The hobbits glanced quickly at each other, and fell into a tight embrace.
“I’ll miss you, Bilbo,” Frodo choked.
“And I you, my lad.” Bilbo straightened abruptly, and absently dried his face with his sleeve, then took a step away. “Mustn’t keep a lady waiting.” He smiled, then became serious. “Do give your dear Lily my love, Frodo and -- and tell her I’m sorry for the grief I caused.”
Frodo’s eyes widened, then his face softened. “She’d tell you Ilúvatar arranged it all, with every detail accounted for.”
“She’s a kind and wise lady.”
“Yes, she is,” Frodo smiled. “And she’d never forgive me if I didn’t tell you... I love you, Bilbo. Thank you.”
Bilbo’s eyes grew wide, and brimmed with tears. Then he quickly grasped the younger hobbit in his arms, holding him unexpectedly tight.
“I love you, too, Frodo-lad.” Bilbo then held his nephew at arms length. “Thank you, for all you did.”
The old hobbit straightened, and became gruff once more. “Now, off with you.” And he herded Frodo off the ship.
Frodo and Sam stood together on the pier, with Merry and Pippin waiting for them on shore.
Lord Elrond gazed on Frodo and Sam. “Should such a time come, and you decide to wander, there is a place on a ship for you, if such a desire stirs your heart.”
“Who knows,” Bilbo chortled from beside the Elf lord, “we may yet meet again.”
Frodo smiled warmly. “We will, Uncle. Someday, we will.”
The gangplank was removed, and the hobbits lifted their hands in farewell. Gandalf stepped beside Bilbo, laying a hand on the elderly hobbit’s shoulder. Then the wizard inclined his head to the hobbits on shore.
He murmured to Bilbo, “Well, old friend, this is not precisely as I thought it might be.”
“No,” Bilbo sighed. “But it is as it should be.” Then the old hobbit smiled mischievously. “Bag End should have a Baggins in it, and now it shall be filled with Bagginses!”
Gandalf stared at the old hobbit, then they both began to laugh.
“Do you hear it, Mr. Frodo?” Sam whispered.
Frodo nodded, and smiled. “It’s been so long. It’s good to hear them laugh like that, one more time.”

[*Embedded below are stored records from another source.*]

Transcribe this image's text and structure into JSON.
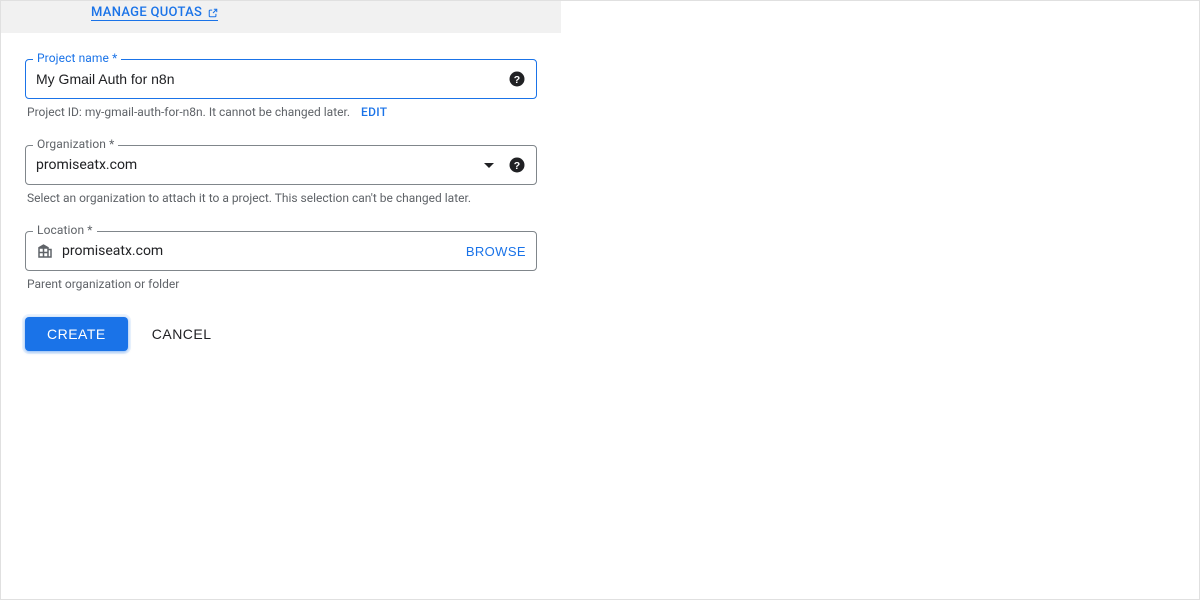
{
  "banner": {
    "manage_quotas_label": "MANAGE QUOTAS"
  },
  "project_name": {
    "label": "Project name *",
    "value": "My Gmail Auth for n8n"
  },
  "project_id_line": {
    "prefix": "Project ID: ",
    "id": "my-gmail-auth-for-n8n",
    "suffix": ". It cannot be changed later.",
    "edit_label": "EDIT"
  },
  "organization": {
    "label": "Organization *",
    "value": "promiseatx.com",
    "helper": "Select an organization to attach it to a project. This selection can't be changed later."
  },
  "location": {
    "label": "Location *",
    "value": "promiseatx.com",
    "browse_label": "BROWSE",
    "helper": "Parent organization or folder"
  },
  "buttons": {
    "create": "CREATE",
    "cancel": "CANCEL"
  }
}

Sam nodded, and watched the ship disappear on the horizon, with his friend. When at last nothing more could be seen of it, Sam put his hand on Frodo’s arm.
“Do you think it’s time we were headed home, Frodo?”
Frodo stirred himself from his thoughts. “Yes... yes, Sam. I’m ready to go home.”